Determined to make tangible objects, he produced the acclaimed HighVoltage/ LowVoltage, which showed at the Substation at Wits University in 2007. It was a hit with critics and was selected as one of the exhibitions of the year in Britain's Frieze magazine. It was a site-specific installation and, as such, would remain intangible to those who missed the opening night that was similarly the closing night. But it reflected a new direction for the artist.
"I was committed to making things. I want recognition for my work. I will be preoccupied with the ephemeral and the transient, but let's wake up and be more strategic," Hobbs says.
He has finally acquiesced to the commercial gallery market and will now be represented by the David Krut gallery.
"I am at a stage where I am growing up. To be successful, I need someone to lean on a little bit.
"Am I selling out on my true vision on what I think an artist should be? Of course I am. But that was all idealistic bullshit. You can still be strategic and brilliant. I just hope the integrity of the ideas stays there."
Hobbs will continue to pursue his unconventional art projects and interventions, but now the documentation and series of prints relating to his projects will be the economic end of his initiatives. "There has got to be something you can buy."

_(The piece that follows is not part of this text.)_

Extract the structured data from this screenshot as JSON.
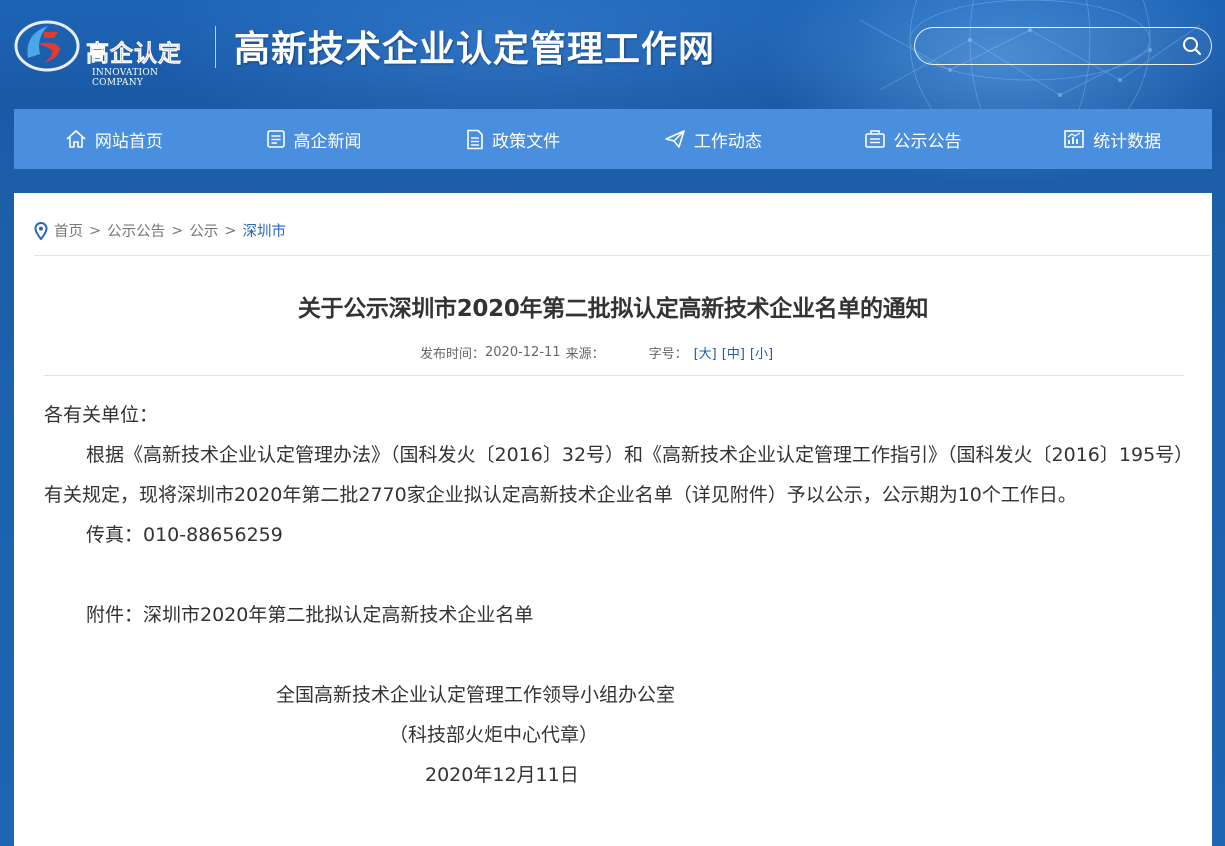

He has also become less dogmatic about his allegiance to the conceptual art movement.
"I have become less precious about whether I am a conceptual artist. If making an object is integral to the expression and the practice of the expression of articulation, then that is my job as an artist - I have to make things.
"If you look at all the work of Hobbs/Neustetter such as the Dakar project, it is really a whole lot of window dressing for nothing... documentation for an experience that we had. The artwork was about walks in Dakar and in Hillbrow."
During those days, the ephemera of his interventions or pseudo-performance pieces were incidental to his practice.
"I was never so precious about the things I made, I was just inspired by the spaces I interacted with, and I eventually gravitated towards objects that could reflect on the spaces that I was interacting with; that's why I never had any representation."

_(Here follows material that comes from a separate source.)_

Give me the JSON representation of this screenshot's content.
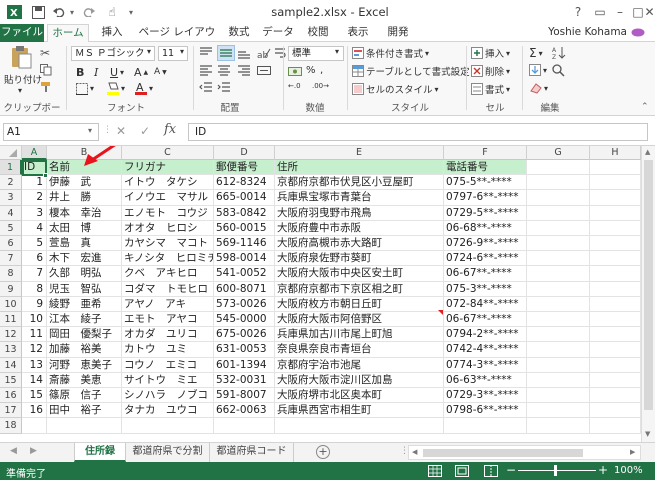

Hobbs has also made peace with the visual poetics that some of his works exude. His reverence for Borges's The Aleph, an intangible and seductive portal into an infinite world of lived experience, which is evidenced in his Dazzle exhibition, is proof of this shift.
"I am going to stop apologising for aesthetics and beauty. When you come from a tradition of conceptual work and people say your work is beautiful or aesthetically pleasing, it's like a slap in the face.
"But I hope that those aesthetics will prompt an intellectual enquiry. That they present a further register for thought and not a passive experience of form, line and colour. My feeling now is that line, form and colour can be compellingly arranged, and why should one apologise for that?"
Hobbs is only beginning to recognise and accept the visual beauty in his work but he suggests that it is the result of a new-found confidence and his less dogmatic allegiance to the tenets of the conceptual art ethos.
"You are not allowed to be seduced by your own work, according to the rules of the avant garde or the conceptual realm. But that's a load of bullshit. If it is beautiful and conceptual let it be."

It will be interesting to see how this new approach will further impact on Hobbs's trajectory and what sort of artworks he will produce for gallery shows. Such exhibitions might cause an initial frenzy among his long-time admirers, who have for some time hankered for a piece of his ephemeral brand of art. Hobbs may make part of his art tangible and available for consumption but it is likely that his practice will continue to not only map the untraceable but remain just beyond spectator's grasp.
"With Christo's (the Bulgarian environmental artist) work you can buy the plans and the documentation and preliminary sketches of his work, which to me is so poetic because it means you can never own the work. Either you saw it or you didn't. And the actual work itself is still not something that can be entirely owned." - published in The Sunday Independent, September 26, 2009.

1 comment:

Anonymous said...

Kendell Geers...there's a name you don't hear much anymore.